Hind Khalid Al-Zahid was the first Saudi woman designated as an executive director — for Dammam Airport Company — and also heads the Businesswomen Center at the Eastern Province Chamber of Commerce and Industry. 

She sees the historic move as a huge step forward for businesswomen in the Kingdom.

“Women being allowed to drive is very important; of course this will help a lot in sustainable development as the lifting of the ban on women driving came as a wonderful opportunity to increase women’s participation in the workforce,” she told Arab News on Friday, ahead of the end of the ban on Sunday.

She added that women in the job market are under-represented; they make up to 22 percent of the national workforce of about six million according to official estimates. Lifting the ban will help to take women’s representation in the workforce to 30 percent by 2030, she said.

“This is not just the right thing to do for women’s emancipation, but also an essential step in economic and social development as part of the reforms,” she said.

She said that there were different obstacles in increasing women’s participation in the workforce and other productive activities, and the driving ban was one of them. It was a strategic issue that needed to be addressed on a priority basis. With the issue resolved, it would help immensely in giving Saudi women better representation as they would help to diversify the Saudi economy and society.

She said that women could contribute hugely to the workforce and labor market as half of Saudi human resources were female, and unless allowed to excel in different sectors it would not be possible to do better, mainly because of restricted mobility.

A recent survey by the Jeddah Chamber of Commerce indicated that transportation was a major concern holding Saudi women back from joining the labor market.

Nouf Ibrahim, a businesswoman in Riyadh, said: “It will surely boost female economic participation and help increase women’s representation in the workforce immensely. It will also help to reduce the overall national unemployment rate as most of the unemployed are women and many of them are eligible as university graduates.”

She echoed the opinion that the move would help to bring an economic windfall for Saudi women, making it easier for them to work and do business, and thus play a bigger and better role that would help economic and social diversification in line with Saudi Vision 2030.

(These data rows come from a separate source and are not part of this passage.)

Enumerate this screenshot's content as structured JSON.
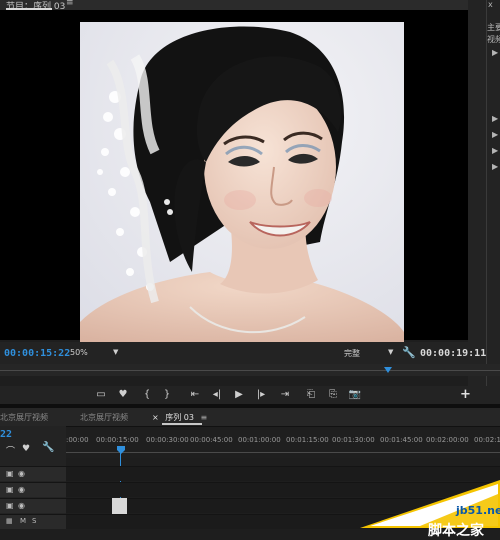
{
  "program_monitor": {
    "title": "节目：序列 03",
    "menu_glyph": "≡",
    "viewer": {
      "image_alt": "Portrait of a smiling woman with black hair and white flowers in her hair against a white background"
    },
    "current_timecode": "00:00:15:22",
    "zoom_level": "50%",
    "playback_quality": "完整",
    "duration": "00:00:19:11",
    "scrub_position_fraction": 0.78,
    "transport_icons": [
      "marker-icon",
      "mark-in-icon",
      "mark-out-icon",
      "go-to-in-icon",
      "step-back-icon",
      "play-icon",
      "step-forward-icon",
      "go-to-out-icon",
      "insert-icon",
      "overwrite-icon",
      "export-frame-icon"
    ],
    "add_button": "+"
  },
  "right_panel": {
    "items": [
      "主要",
      "视频",
      "▶",
      "▶",
      "▶",
      "▶",
      "▶"
    ],
    "title_text_top": "x"
  },
  "timeline": {
    "tabs": [
      {
        "label": "北京展厅视频"
      },
      {
        "label": "北京展厅视频"
      },
      {
        "label": "序列 03",
        "close": "×",
        "menu": "≡",
        "active": true
      }
    ],
    "timecode": "22",
    "ruler_labels": [
      ":00:00",
      "00:00:15:00",
      "00:00:30:00",
      "00:00:45:00",
      "00:01:00:00",
      "00:01:15:00",
      "00:01:30:00",
      "00:01:45:00",
      "00:02:00:00",
      "00:02:1"
    ],
    "tracks": [
      {
        "type": "video",
        "name": "V3",
        "toggle": "◉"
      },
      {
        "type": "video",
        "name": "V2",
        "toggle": "◉"
      },
      {
        "type": "video",
        "name": "V1",
        "toggle": "◉"
      },
      {
        "type": "audio",
        "name": "A1",
        "mute": "M",
        "solo": "S"
      }
    ]
  },
  "watermark": {
    "url": "jb51.net",
    "brand": "脚本之家"
  },
  "colors": {
    "accent": "#2f8fdc",
    "panel": "#232323",
    "watermark_blue": "#0a58a8"
  }
}
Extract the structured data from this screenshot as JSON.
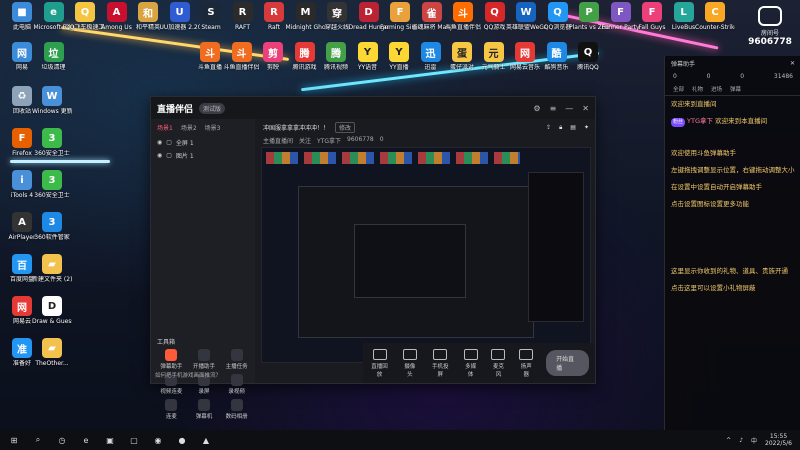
{
  "desktop_icons_top": [
    {
      "label": "此电脑",
      "color": "#3b8bd9",
      "glyph": "■"
    },
    {
      "label": "Microsoft Edge",
      "color": "#1f9e8d",
      "glyph": "e"
    },
    {
      "label": "QQ飞车极速工具",
      "color": "#f4c542",
      "glyph": "Q"
    },
    {
      "label": "Among Us",
      "color": "#c8102e",
      "glyph": "A"
    },
    {
      "label": "和平精英",
      "color": "#d9a441",
      "glyph": "和"
    },
    {
      "label": "UU加速器 2.20.1",
      "color": "#2f5bd3",
      "glyph": "U"
    },
    {
      "label": "Steam",
      "color": "#1b2838",
      "glyph": "S"
    },
    {
      "label": "RAFT",
      "color": "#2b2b2b",
      "glyph": "R"
    },
    {
      "label": "Raft",
      "color": "#d73a3a",
      "glyph": "R"
    },
    {
      "label": "Midnight Ghost Hunt",
      "color": "#2a2a2a",
      "glyph": "M"
    },
    {
      "label": "穿越火线",
      "color": "#333",
      "glyph": "穿"
    },
    {
      "label": "Dread Hunger",
      "color": "#b23",
      "glyph": "D"
    },
    {
      "label": "Farming Simulator",
      "color": "#e9a23b",
      "glyph": "F"
    },
    {
      "label": "雀魂麻将 Mahjong",
      "color": "#c44",
      "glyph": "雀"
    },
    {
      "label": "斗鱼直播伴侣",
      "color": "#ff6d00",
      "glyph": "斗"
    },
    {
      "label": "QQ游戏",
      "color": "#d62828",
      "glyph": "Q"
    },
    {
      "label": "英雄联盟WeGame",
      "color": "#1565c0",
      "glyph": "W"
    },
    {
      "label": "QQ浏览器",
      "color": "#2196f3",
      "glyph": "Q"
    },
    {
      "label": "Plants vs Zombies",
      "color": "#43a047",
      "glyph": "P"
    },
    {
      "label": "Funner Party",
      "color": "#7e57c2",
      "glyph": "F"
    },
    {
      "label": "Fall Guys",
      "color": "#ec407a",
      "glyph": "F"
    },
    {
      "label": "LiveBus",
      "color": "#26a69a",
      "glyph": "L"
    },
    {
      "label": "Counter-Strike: Global Off",
      "color": "#f9a825",
      "glyph": "C"
    }
  ],
  "desktop_icons_row2": [
    {
      "label": "网易",
      "color": "#3b8bd9",
      "glyph": "网"
    },
    {
      "label": "垃圾清理",
      "color": "#2e9e4f",
      "glyph": "垃"
    },
    {
      "label": "斗鱼直播",
      "color": "#f06c20",
      "glyph": "斗"
    },
    {
      "label": "斗鱼直播伴侣",
      "color": "#f06c20",
      "glyph": "斗"
    },
    {
      "label": "剪映",
      "color": "#ec407a",
      "glyph": "剪"
    },
    {
      "label": "腾讯游戏",
      "color": "#e53935",
      "glyph": "腾"
    },
    {
      "label": "腾讯视频",
      "color": "#43a047",
      "glyph": "腾"
    },
    {
      "label": "YY语音",
      "color": "#fdd835",
      "glyph": "Y"
    },
    {
      "label": "YY直播",
      "color": "#fdd835",
      "glyph": "Y"
    },
    {
      "label": "迅雷",
      "color": "#1e88e5",
      "glyph": "迅"
    },
    {
      "label": "蛋仔派对",
      "color": "#f6c644",
      "glyph": "蛋"
    },
    {
      "label": "元气骑士",
      "color": "#f6c644",
      "glyph": "元"
    },
    {
      "label": "网易云音乐",
      "color": "#e53935",
      "glyph": "网"
    },
    {
      "label": "酷狗音乐",
      "color": "#1e88e5",
      "glyph": "酷"
    },
    {
      "label": "腾讯QQ",
      "color": "#111",
      "glyph": "Q"
    }
  ],
  "desktop_icons_left": [
    {
      "label": "回收站",
      "color": "#8fa3b8",
      "glyph": "♻"
    },
    {
      "label": "Windows 更新",
      "color": "#4a90d9",
      "glyph": "W"
    },
    {
      "label": "Firefox",
      "color": "#e66000",
      "glyph": "F"
    },
    {
      "label": "360安全卫士",
      "color": "#3dbb4a",
      "glyph": "3"
    },
    {
      "label": "iTools 4",
      "color": "#4a90d9",
      "glyph": "i"
    },
    {
      "label": "360安全卫士",
      "color": "#3dbb4a",
      "glyph": "3"
    },
    {
      "label": "AirPlayer",
      "color": "#333",
      "glyph": "A"
    },
    {
      "label": "360软件管家",
      "color": "#1e88e5",
      "glyph": "3"
    },
    {
      "label": "百度网盘",
      "color": "#2196f3",
      "glyph": "百"
    },
    {
      "label": "新建文件夹 (2)",
      "color": "#f2c14e",
      "glyph": "▰"
    },
    {
      "label": "网易云",
      "color": "#e53935",
      "glyph": "网"
    },
    {
      "label": "Draw & Guess",
      "color": "#ffffff",
      "glyph": "D"
    },
    {
      "label": "准备好",
      "color": "#2196f3",
      "glyph": "准"
    },
    {
      "label": "TheOther...",
      "color": "#f2c14e",
      "glyph": "▰"
    }
  ],
  "live_window": {
    "title": "直播伴侣",
    "version": "测试版",
    "scene_tabs": [
      "场景1",
      "场景2",
      "场景3"
    ],
    "sources": [
      "全屏 1",
      "图片 1"
    ],
    "room_title": "冲国服拿拿拿冲冲冲！！",
    "room_button": "修改",
    "room_meta": [
      "主播直播间",
      "关注",
      "YTG拿下",
      "9606778",
      "0"
    ],
    "toolbox_title": "工具箱",
    "tools": [
      "弹幕助手",
      "开播助手",
      "主播任务",
      "视频连麦",
      "录屏",
      "录视频",
      "连麦",
      "弹幕机",
      "数码相册"
    ],
    "bottom_buttons": [
      "直播回放",
      "摄像头",
      "手机投屏",
      "多媒体",
      "麦克风",
      "扬声器"
    ],
    "start_live": "开始直播",
    "notice": "如何把手机游戏画面推流？"
  },
  "chat": {
    "header": "弹幕助手",
    "stats": [
      "0",
      "0",
      "0",
      "31486"
    ],
    "tabs": [
      "全部",
      "礼物",
      "进场",
      "弹幕"
    ],
    "messages": [
      {
        "text": "欢迎来到直播间",
        "white": false
      },
      {
        "tag": "粉丝",
        "user": "YTG拿下",
        "text": "欢迎来到本直播间",
        "white": false
      },
      {
        "text": "欢迎使用斗鱼弹幕助手",
        "white": false
      },
      {
        "text": "左键拖拽调整显示位置，右键拖动调整大小",
        "white": false
      },
      {
        "text": "在设置中设置自动开启弹幕助手",
        "white": false
      },
      {
        "text": "点击设置图标设置更多功能",
        "white": false
      },
      {
        "text": "这里显示你收到的礼物、道具、贵族开通",
        "white": false
      },
      {
        "text": "点击这里可以设置小礼物屏蔽",
        "white": false
      }
    ]
  },
  "room_badge": {
    "label": "房间号",
    "number": "9606778"
  },
  "taskbar": {
    "items": [
      "⊞",
      "⌕",
      "◷",
      "e",
      "▣",
      "▢",
      "◉",
      "●",
      "▲"
    ],
    "time": "15:55",
    "date": "2022/5/6",
    "tray": [
      "^",
      "♪",
      "中"
    ]
  }
}
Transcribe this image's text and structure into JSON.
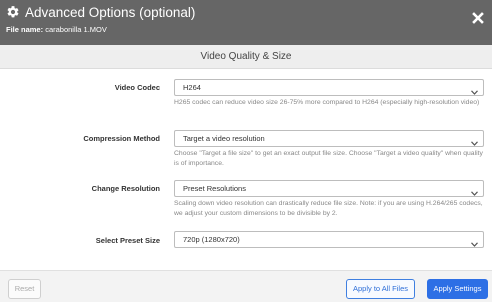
{
  "header": {
    "title": "Advanced Options (optional)",
    "file_label": "File name:",
    "file_name": "carabonilla 1.MOV"
  },
  "section": {
    "title": "Video Quality & Size"
  },
  "fields": {
    "video_codec": {
      "label": "Video Codec",
      "value": "H264",
      "help": "H265 codec can reduce video size 26-75% more compared to H264 (especially high-resolution video)"
    },
    "compression_method": {
      "label": "Compression Method",
      "value": "Target a video resolution",
      "help": "Choose \"Target a file size\" to get an exact output file size. Choose \"Target a video quality\" when quality is of importance."
    },
    "change_resolution": {
      "label": "Change Resolution",
      "value": "Preset Resolutions",
      "help": "Scaling down video resolution can drastically reduce file size. Note: if you are using H.264/265 codecs, we adjust your custom dimensions to be divisible by 2."
    },
    "preset_size": {
      "label": "Select Preset Size",
      "value": "720p (1280x720)"
    }
  },
  "footer": {
    "reset_label": "Reset",
    "apply_all_label": "Apply to All Files",
    "apply_label": "Apply Settings"
  },
  "colors": {
    "header_bg": "#666666",
    "primary": "#2d6fe5"
  }
}
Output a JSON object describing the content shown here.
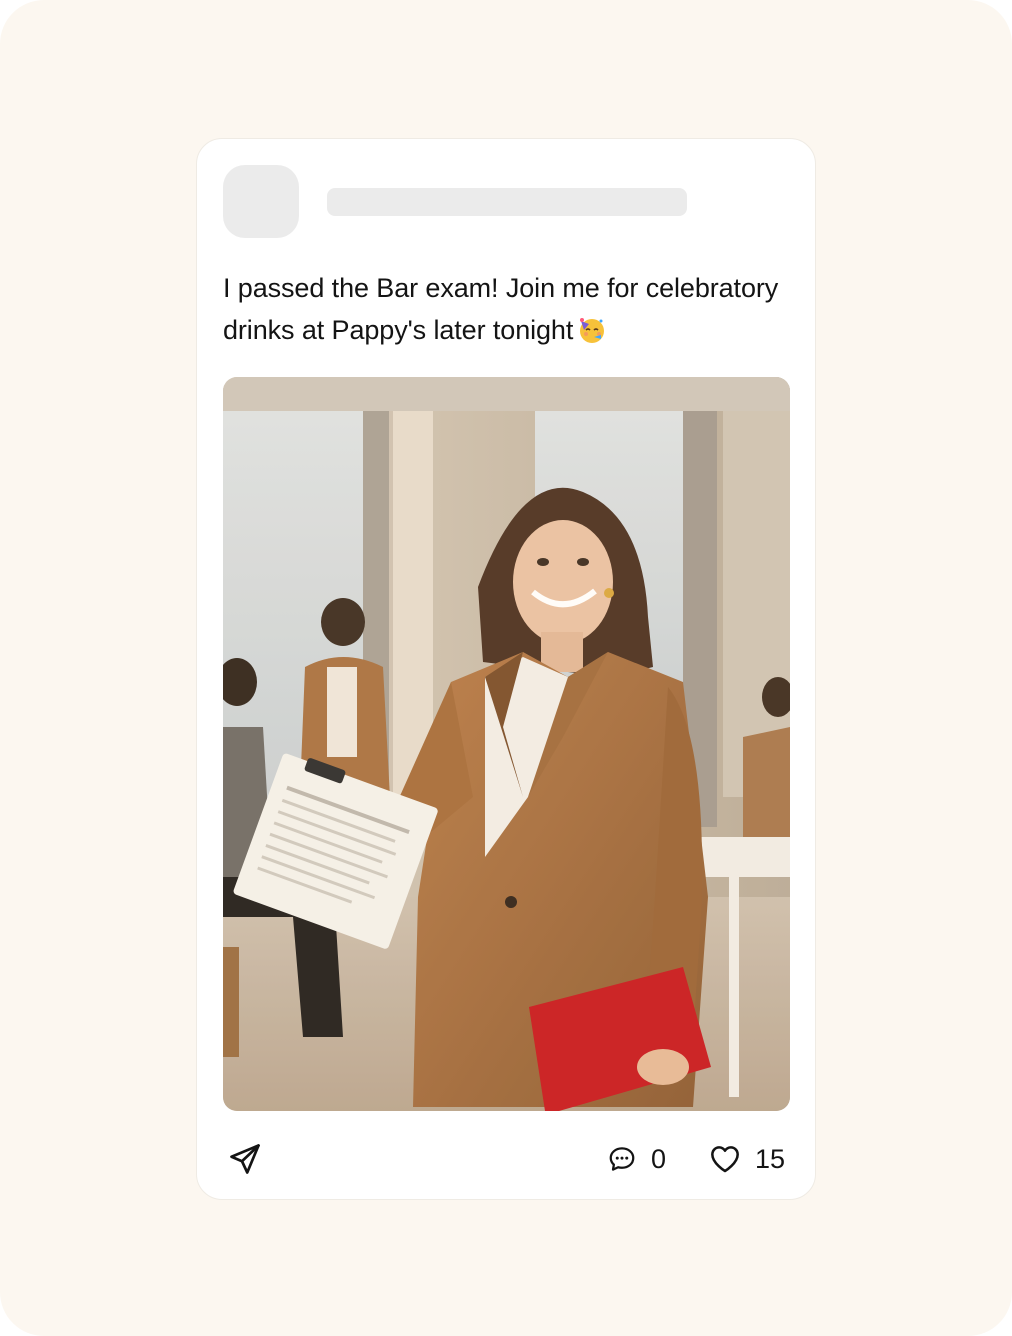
{
  "post": {
    "text": "I passed the Bar exam! Join me for celebratory drinks at Pappy's later tonight",
    "emoji": "partying-face-icon",
    "photo": "woman-in-brown-suit-holding-contract-in-office"
  },
  "actions": {
    "share_icon": "send-icon",
    "comment_icon": "comment-icon",
    "comment_count": "0",
    "like_icon": "heart-icon",
    "like_count": "15"
  },
  "colors": {
    "page_background": "#fcf7f0",
    "card_background": "#ffffff",
    "placeholder": "#ebebeb",
    "text": "#141414"
  }
}
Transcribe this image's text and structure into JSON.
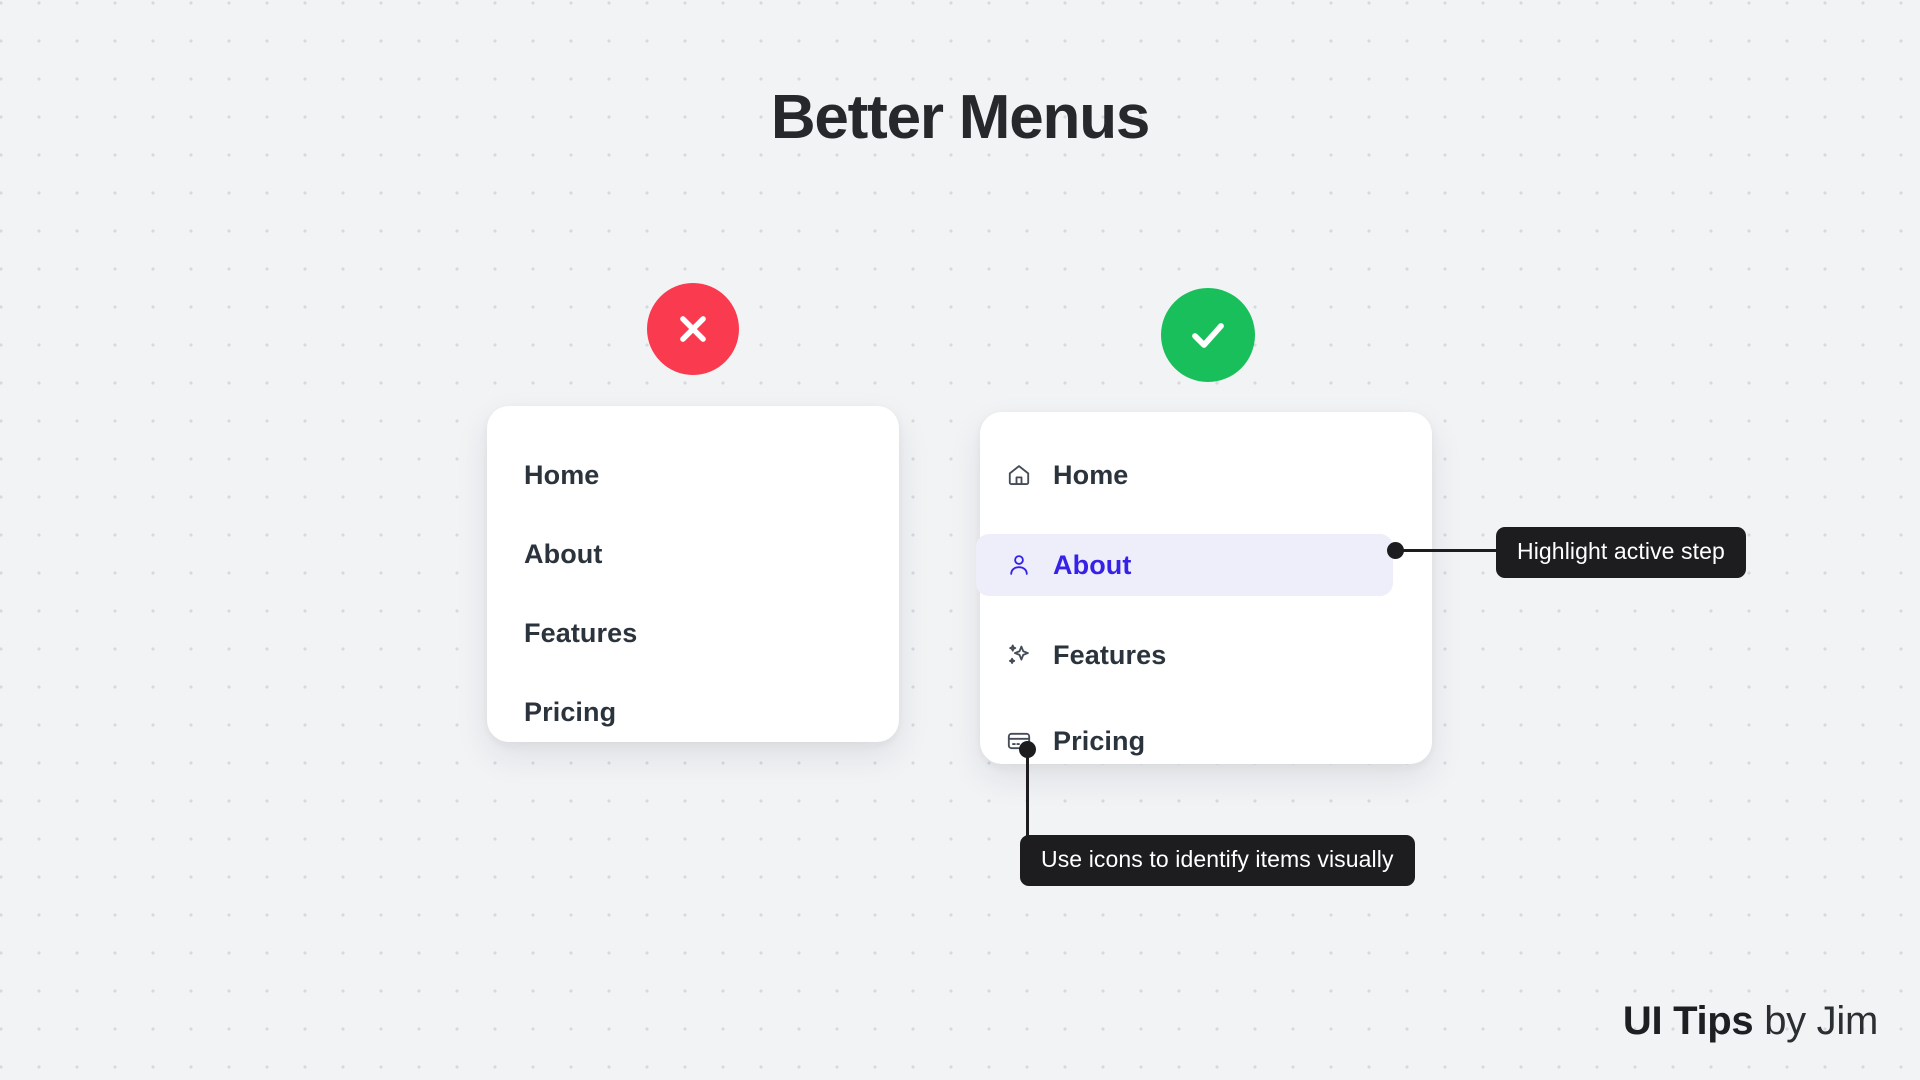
{
  "page": {
    "title": "Better Menus",
    "background_color": "#f1f3f5",
    "dot_color": "#d6dade"
  },
  "badges": {
    "bad": {
      "icon": "close-icon",
      "color": "#f93a4f",
      "meaning": "don't"
    },
    "good": {
      "icon": "check-icon",
      "color": "#18bf5a",
      "meaning": "do"
    }
  },
  "bad_menu": {
    "items": [
      {
        "label": "Home"
      },
      {
        "label": "About"
      },
      {
        "label": "Features"
      },
      {
        "label": "Pricing"
      }
    ]
  },
  "good_menu": {
    "active_bg": "#eeeefb",
    "active_color": "#3521e8",
    "items": [
      {
        "label": "Home",
        "icon": "home-icon",
        "active": false
      },
      {
        "label": "About",
        "icon": "user-icon",
        "active": true
      },
      {
        "label": "Features",
        "icon": "sparkles-icon",
        "active": false
      },
      {
        "label": "Pricing",
        "icon": "credit-card-icon",
        "active": false
      }
    ]
  },
  "callouts": {
    "active_step": "Highlight active step",
    "icons": "Use icons to identify items visually"
  },
  "footer": {
    "brand": "UI Tips",
    "byline": "by Jim"
  }
}
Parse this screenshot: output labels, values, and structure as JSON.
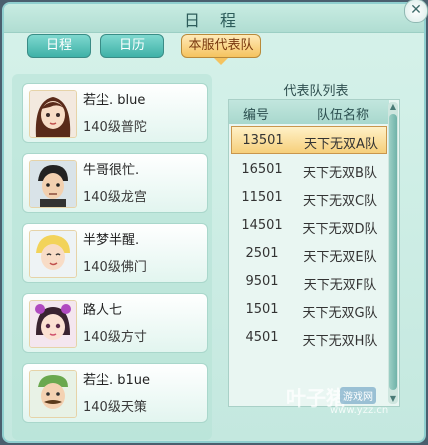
{
  "window": {
    "title": "日 程",
    "close_icon": "close-icon"
  },
  "tabs": [
    {
      "label": "日程"
    },
    {
      "label": "日历"
    },
    {
      "label": "本服代表队",
      "active": true
    }
  ],
  "members": [
    {
      "name": "若尘. blue",
      "level": "140级普陀"
    },
    {
      "name": "牛哥很忙.",
      "level": "140级龙宫"
    },
    {
      "name": "半梦半醒.",
      "level": "140级佛门"
    },
    {
      "name": "路人七",
      "level": "140级方寸"
    },
    {
      "name": "若尘. b1ue",
      "level": "140级天策"
    }
  ],
  "team_list": {
    "title": "代表队列表",
    "headers": {
      "code": "编号",
      "name": "队伍名称"
    },
    "rows": [
      {
        "code": "13501",
        "name": "天下无双A队",
        "selected": true
      },
      {
        "code": "16501",
        "name": "天下无双B队"
      },
      {
        "code": "11501",
        "name": "天下无双C队"
      },
      {
        "code": "14501",
        "name": "天下无双D队"
      },
      {
        "code": "2501",
        "name": "天下无双E队"
      },
      {
        "code": "9501",
        "name": "天下无双F队"
      },
      {
        "code": "1501",
        "name": "天下无双G队"
      },
      {
        "code": "4501",
        "name": "天下无双H队"
      }
    ]
  },
  "watermark": {
    "brand": "叶子猪",
    "badge": "游戏网",
    "url": "www.yzz.cn"
  },
  "colors": {
    "accent": "#3fb1a7",
    "active_tab": "#f5c35f",
    "selected_row": "#f6cf7b"
  }
}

“Being able to drive from Sunday onwards after the ban is lifted will be a wonderful experience. Earlier we were dependent on a male family member and house driver to take us to workplace, to the shopping center, school or other required places for some work, now we can drive and that will allow active participation in productive work,” Sulafa Hakami, a Saudi woman working as the digital communication manager with an American MNC in Riyadh, told Arab News.

“Saudi women can now share effectively the bigger and better responsibilities,” she said.